#1 - JRL 7224
Financial Times (UK)
June 16, 2003
Russian stability score hits a high
Russia's stability score reached its highest level since the Lehman Brothers Eurasia Group Stability Index (Legsi) began publication in 2001.
The rise in June came on the strength of robust fundamentals buoyed by high oil prices, renewed relations with the US, continued structural reform, and an end to speculation on a cabinet reshuffle.
China and Nigeria also lifted their stability. China's score improved as concerns over Sars faded and new president Hu Jintao raised his profile on the international scene.
Nigeria's improved showing followed the inauguration of President Olusegun Obasanjo, who placed several key allies in positions of leadership in the legislature, improving the strength of his government.

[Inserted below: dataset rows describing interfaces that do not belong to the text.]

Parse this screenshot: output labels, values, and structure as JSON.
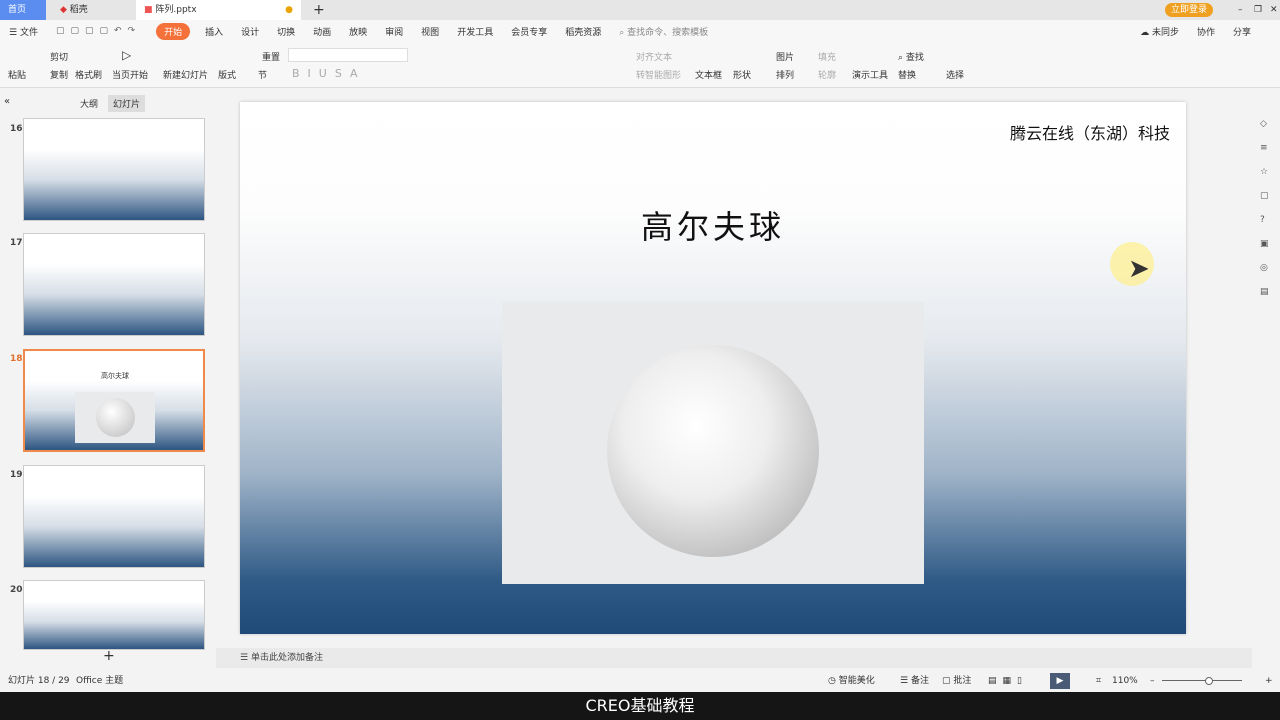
{
  "tabs": [
    {
      "label": "首页"
    },
    {
      "label": "稻壳"
    },
    {
      "label": "阵列.pptx"
    }
  ],
  "window": {
    "login": "立即登录"
  },
  "menu": [
    "文件",
    "开始",
    "插入",
    "设计",
    "切换",
    "动画",
    "放映",
    "审阅",
    "视图",
    "开发工具",
    "会员专享",
    "稻壳资源"
  ],
  "search_placeholder": "查找命令、搜索模板",
  "top_right": {
    "sync": "未同步",
    "collab": "协作",
    "share": "分享"
  },
  "ribbon": {
    "paste": "粘贴",
    "cut": "剪切",
    "copy": "复制",
    "format_painter": "格式刷",
    "play_current": "当页开始",
    "new_slide": "新建幻灯片",
    "layout": "版式",
    "reset": "重置",
    "section": "节",
    "align_text": "对齐文本",
    "smartart": "转智能图形",
    "textbox": "文本框",
    "shape": "形状",
    "picture": "图片",
    "fill": "填充",
    "arrange": "排列",
    "outline": "轮廓",
    "present_tools": "演示工具",
    "find": "查找",
    "replace": "替换",
    "select": "选择"
  },
  "panel_tabs": {
    "outline": "大纲",
    "slides": "幻灯片"
  },
  "thumbnails": [
    {
      "num": "16"
    },
    {
      "num": "17"
    },
    {
      "num": "18",
      "title": "高尔夫球"
    },
    {
      "num": "19"
    },
    {
      "num": "20"
    }
  ],
  "slide": {
    "company": "腾云在线（东湖）科技",
    "title": "高尔夫球"
  },
  "notes_placeholder": "单击此处添加备注",
  "status": {
    "slide_count": "幻灯片 18 / 29",
    "theme": "Office 主题",
    "beautify": "智能美化",
    "notes": "备注",
    "comment": "批注",
    "zoom": "110%"
  },
  "subtitle": "CREO基础教程",
  "colors": {
    "accent": "#f4713a"
  }
}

Argentina's and Saudi Arabia's performances were mixed.
Argentina's overall stability improved in June due largely to improvements in key economic indicators but the government component of stability decreased due to the controversial nature of Nestor Kirchner's victory in the presidential election.
Saudi Arabia's stability declined due to a number of domestic and regional incidents.
The al-Qaeda terrorist bombings in Riyadh that targeted expatriate compounds and US foreign nationals in particular damaged already wobbly US-Saudi ties. Similarly, the collapse of the Dollars 20bn Saudi Gas Initiative, which involved eight leading international energy companies, had an impact on the economy component of stability. Finally, continuing instability in neighbouring Iraq and renewed violence between Israel and the Palestinians depressed Saudi Arabia's regional security.